Ditto for second-year safety Geno Stone, who had a pair of interceptions against the New Orleans Saints in the preseason opener, and undrafted rookie Ar’Darius Washington, who has shown a nose for the ball. The Ravens will hope he clears waivers and can return via the practice squad.
Baltimore Ravens 2021 NFL Betting Preview: It’s Time For the Ravens to Take to the Air - Jason Logan
Baltimore opens the season with back-to-back games under the primetime lights: Monday night at Las Vegas and Sunday night versus Kansas City. That intensity falls off a cliff with a road trip to Detroit to play the downtrodden Lions in Week 3.
Sin City will be in full swing when Baltimore battles the Raiders in what will be the fan-official opener for Allegiant Stadium after COVID-19 mucked up the works in 2020. The Ravens opened as big as 5.5-point road chalk and were bet down to -4 before recent buyback bumped the spread to -4.5. Harbaugh has been a solid bet in Week 1 openers, going 10-3 SU and ATS in the first game of the season since 2008 but just 3-2 SU/ATS on the road in those kickoff games.
The Chiefs are +250 favorites to win the AFC and the Ravens are priced at +700 (No. 3 overall), making this Week 2 war a huge trendsetter in the conference. The current lookahead is a pick’em, which will move after the knee-jerk reactions to Week 1. In Harbaugh’s tenure with the team, Baltimore is 9-4 SU and 8-5 ATS (61.5%) in games with lines of -2.5 to a PK.

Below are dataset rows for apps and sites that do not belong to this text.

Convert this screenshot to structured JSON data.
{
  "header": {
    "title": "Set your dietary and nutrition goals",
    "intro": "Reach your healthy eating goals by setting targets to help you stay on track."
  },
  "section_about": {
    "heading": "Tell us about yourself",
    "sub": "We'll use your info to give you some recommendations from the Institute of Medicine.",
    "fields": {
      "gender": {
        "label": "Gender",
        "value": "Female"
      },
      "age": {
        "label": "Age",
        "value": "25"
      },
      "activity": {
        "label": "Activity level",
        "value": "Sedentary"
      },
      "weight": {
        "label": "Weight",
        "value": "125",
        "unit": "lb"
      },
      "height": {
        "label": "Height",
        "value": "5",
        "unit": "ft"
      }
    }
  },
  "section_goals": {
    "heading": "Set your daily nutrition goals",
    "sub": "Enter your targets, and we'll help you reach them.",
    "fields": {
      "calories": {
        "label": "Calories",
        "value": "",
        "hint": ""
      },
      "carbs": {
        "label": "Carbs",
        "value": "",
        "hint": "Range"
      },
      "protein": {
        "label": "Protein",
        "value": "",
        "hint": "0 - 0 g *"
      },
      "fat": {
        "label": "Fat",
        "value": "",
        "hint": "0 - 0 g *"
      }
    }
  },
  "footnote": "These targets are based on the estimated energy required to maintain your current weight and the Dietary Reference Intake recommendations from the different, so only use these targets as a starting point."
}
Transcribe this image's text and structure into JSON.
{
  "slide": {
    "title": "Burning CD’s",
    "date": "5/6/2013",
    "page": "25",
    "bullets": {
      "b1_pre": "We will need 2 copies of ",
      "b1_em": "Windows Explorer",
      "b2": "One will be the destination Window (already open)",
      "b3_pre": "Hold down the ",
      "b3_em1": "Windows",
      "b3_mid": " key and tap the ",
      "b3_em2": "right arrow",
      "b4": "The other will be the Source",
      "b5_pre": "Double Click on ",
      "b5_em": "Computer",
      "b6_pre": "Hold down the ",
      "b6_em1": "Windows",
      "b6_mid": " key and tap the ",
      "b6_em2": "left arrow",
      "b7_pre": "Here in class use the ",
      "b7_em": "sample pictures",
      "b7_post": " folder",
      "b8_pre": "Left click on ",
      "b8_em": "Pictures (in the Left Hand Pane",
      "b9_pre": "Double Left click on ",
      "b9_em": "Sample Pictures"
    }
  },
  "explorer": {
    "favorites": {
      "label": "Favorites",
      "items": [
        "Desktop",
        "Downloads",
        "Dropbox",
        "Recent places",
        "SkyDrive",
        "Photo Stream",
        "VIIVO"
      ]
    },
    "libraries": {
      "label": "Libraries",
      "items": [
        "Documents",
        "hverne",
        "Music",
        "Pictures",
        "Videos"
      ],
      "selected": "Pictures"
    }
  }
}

In what could be the mother of all letdown spots, the Ravens ride into Motown to give 7.5 points to the Lions in Week 3. Baltimore is 9-1 SU and 6-4 ATS as road chalk of more than a touchdown over the past 13 seasons, including a 6-0 SU record and 4-2 ATS mark as big road chalk the past two years.